The final two failed valves were in a single well that had been tested operable at the time of installation and shut in with completion brine in the tubing. Two months later, during commissioning of the wells, the valve sleeves failed to shift. Based on an examination of the few recoverable parts from the inoperable flow control systems and a careful review of the fluids to which they were exposed, the failure mechanism for the DHFC valves was identified as deposition of corrosion products on the sleeve that interfered with its sliding. The sleeves with surfaces hardened using quench-polish-quench (QPQ) nitriding process of 13% Chromium (13Cr) stainless steel corroded upon exposure to completion brine with trace oxygen and hydrocarbons with dissolved carbon dioxide from the pay zone.
The performance of DHFC valves with QPQ-nitrided 13Cr surfaces in deepwater wells can now be explained in light of the identified failure mechanism. Wells that were produced shortly after completion had operable DHFC valves since the produced hydrocarbon fluids were not sufficiently corrosive to attack the QPQ-nitrided 13Cr. However, wells which were not produced for at least two months after well completion had failed DHFC valves, since the completion brine along with hydrocarbons had sufficient time to corrode and impair the valves function.
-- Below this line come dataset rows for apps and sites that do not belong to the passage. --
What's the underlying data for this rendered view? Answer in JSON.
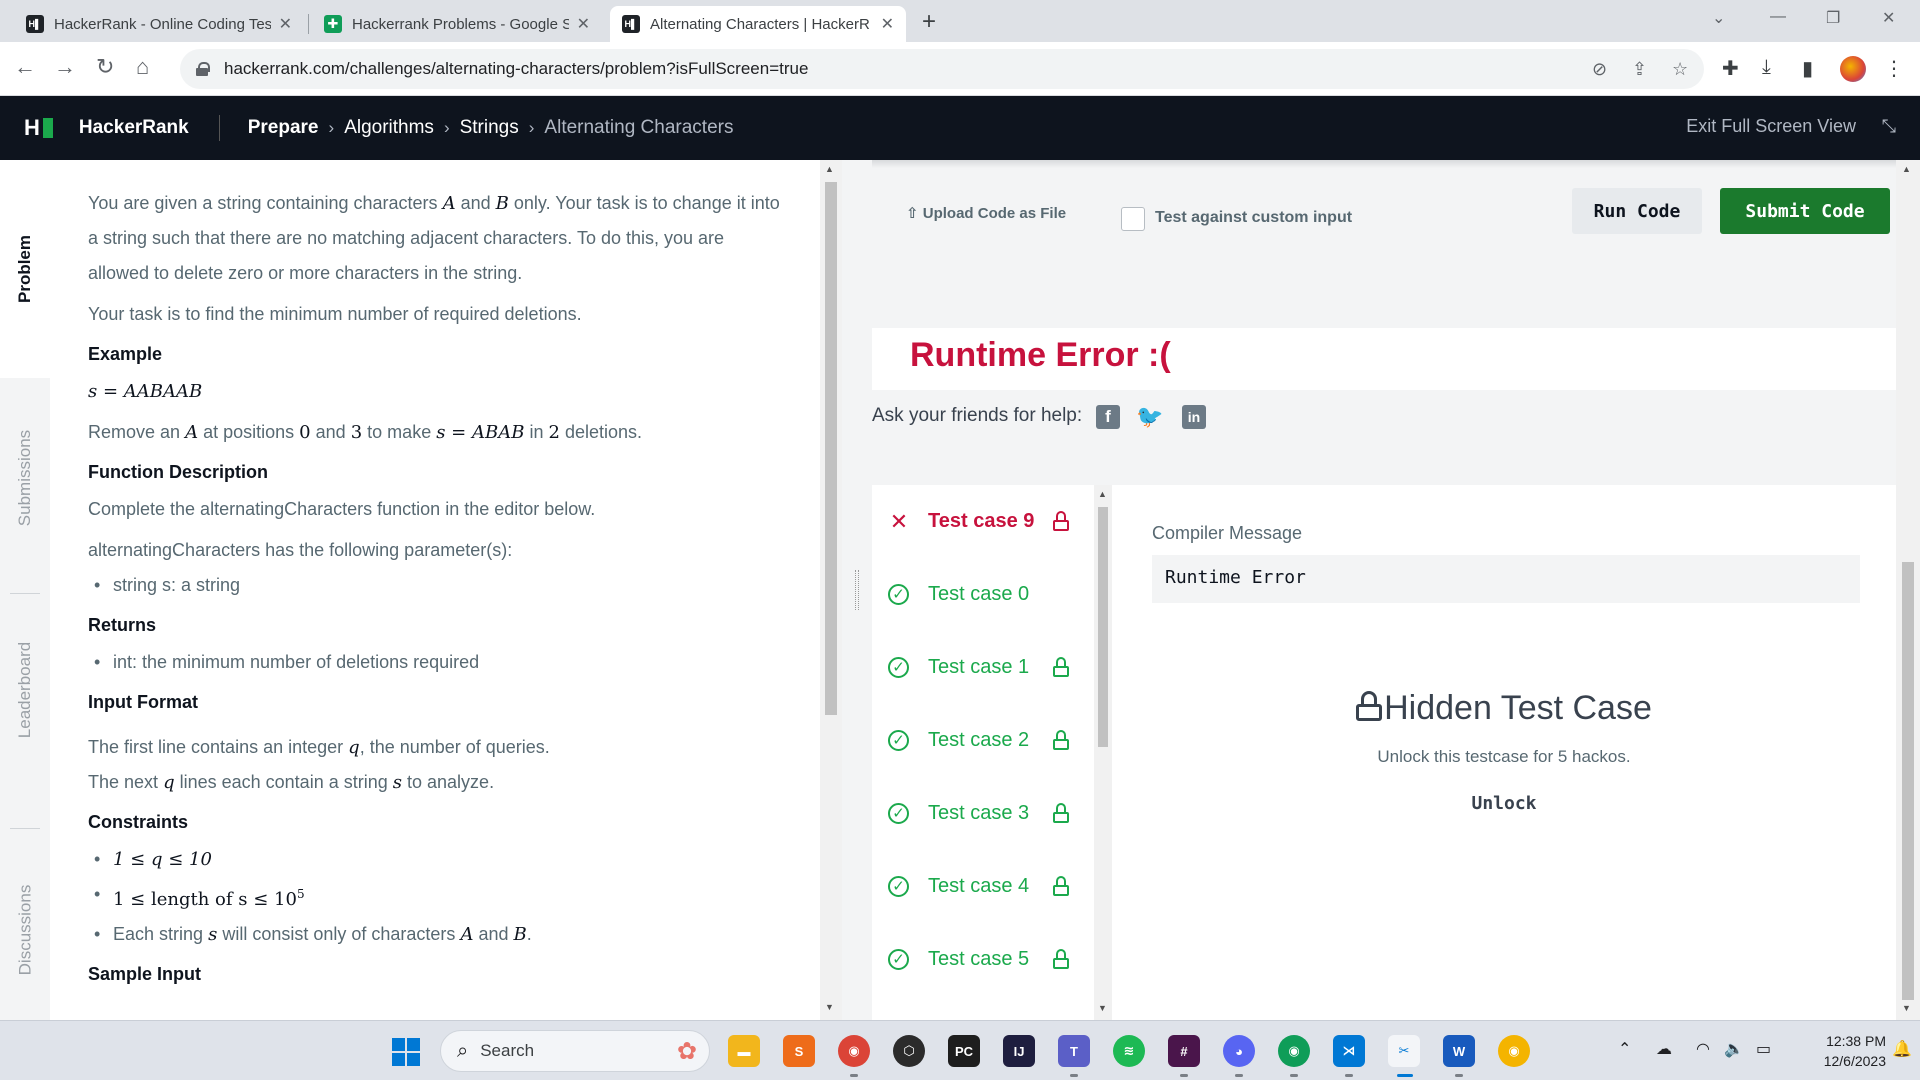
{
  "browser": {
    "tabs": [
      {
        "title": "HackerRank - Online Coding Tes",
        "icon": "hackerrank-favicon",
        "active": false
      },
      {
        "title": "Hackerrank Problems - Google S",
        "icon": "google-sheets-favicon",
        "active": false
      },
      {
        "title": "Alternating Characters | HackerR",
        "icon": "hackerrank-favicon",
        "active": true
      }
    ],
    "new_tab": "+",
    "url": "hackerrank.com/challenges/alternating-characters/problem?isFullScreen=true"
  },
  "header": {
    "logo": "H",
    "brand": "HackerRank",
    "breadcrumbs": [
      {
        "label": "Prepare"
      },
      {
        "label": "Algorithms"
      },
      {
        "label": "Strings"
      },
      {
        "label": "Alternating Characters"
      }
    ],
    "exit_fullscreen": "Exit Full Screen View"
  },
  "side_tabs": {
    "problem": "Problem",
    "submissions": "Submissions",
    "leaderboard": "Leaderboard",
    "discussions": "Discussions"
  },
  "problem": {
    "intro_1": "You are given a string containing characters",
    "intro_a": "A",
    "intro_and": "and",
    "intro_b": "B",
    "intro_2": "only. Your task is to change it into a string such that there are no matching adjacent characters. To do this, you are allowed to delete zero or more characters in the string.",
    "task": "Your task is to find the minimum number of required deletions.",
    "example_heading": "Example",
    "example_s": "s = AABAAB",
    "remove_1": "Remove an",
    "remove_a": "A",
    "remove_2": "at positions",
    "remove_0": "0",
    "remove_and": "and",
    "remove_3": "3",
    "remove_4": "to make",
    "remove_s": "s = ABAB",
    "remove_in": "in",
    "remove_2n": "2",
    "remove_5": "deletions.",
    "function_heading": "Function Description",
    "function_text": "Complete the alternatingCharacters function in the editor below.",
    "params_text": "alternatingCharacters has the following parameter(s):",
    "params": [
      "string s: a string"
    ],
    "returns_heading": "Returns",
    "returns": [
      "int: the minimum number of deletions required"
    ],
    "input_heading": "Input Format",
    "input_1a": "The first line contains an integer",
    "input_1q": "q",
    "input_1b": ", the number of queries.",
    "input_2a": "The next",
    "input_2q": "q",
    "input_2b": "lines each contain a string",
    "input_2s": "s",
    "input_2c": "to analyze.",
    "constraints_heading": "Constraints",
    "constraint_1": "1 ≤ q ≤ 10",
    "constraint_2a": "1 ≤  length of s  ≤ 10",
    "constraint_2exp": "5",
    "constraint_3a": "Each string",
    "constraint_3s": "s",
    "constraint_3b": "will consist only of characters",
    "constraint_3A": "A",
    "constraint_3and": "and",
    "constraint_3B": "B",
    "constraint_3end": ".",
    "sample_heading": "Sample Input"
  },
  "editor_actions": {
    "upload": "Upload Code as File",
    "custom_input": "Test against custom input",
    "run": "Run Code",
    "submit": "Submit Code"
  },
  "result": {
    "status": "Runtime Error :(",
    "share_label": "Ask your friends for help:",
    "share_icons": [
      "facebook-icon",
      "twitter-icon",
      "linkedin-icon"
    ],
    "test_cases": [
      {
        "label": "Test case 9",
        "status": "failed",
        "locked": true
      },
      {
        "label": "Test case 0",
        "status": "passed",
        "locked": false
      },
      {
        "label": "Test case 1",
        "status": "passed",
        "locked": true
      },
      {
        "label": "Test case 2",
        "status": "passed",
        "locked": true
      },
      {
        "label": "Test case 3",
        "status": "passed",
        "locked": true
      },
      {
        "label": "Test case 4",
        "status": "passed",
        "locked": true
      },
      {
        "label": "Test case 5",
        "status": "passed",
        "locked": true
      }
    ],
    "compiler_label": "Compiler Message",
    "compiler_message": "Runtime Error",
    "hidden_title": "Hidden Test Case",
    "hidden_sub": "Unlock this testcase for 5 hackos.",
    "unlock": "Unlock"
  },
  "taskbar": {
    "search": "Search",
    "time": "12:38 PM",
    "date": "12/6/2023"
  },
  "colors": {
    "brand_green": "#1ba94c",
    "submit_green": "#1b7a2d",
    "error_red": "#c7123d",
    "header_dark": "#0e141e"
  }
}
Ten DHFC valves made from Inconel 718 have subsequently been installed, two each in five deepwater wells, and all ten have functioned satisfactorily. The recurrence of a similar incident has been systematically prevented. Further, use of QPQ-nitrided 13Cr equipment on other downhole applications has been reviewed for suitability.
|File Size||5 MB||Number of Pages||19|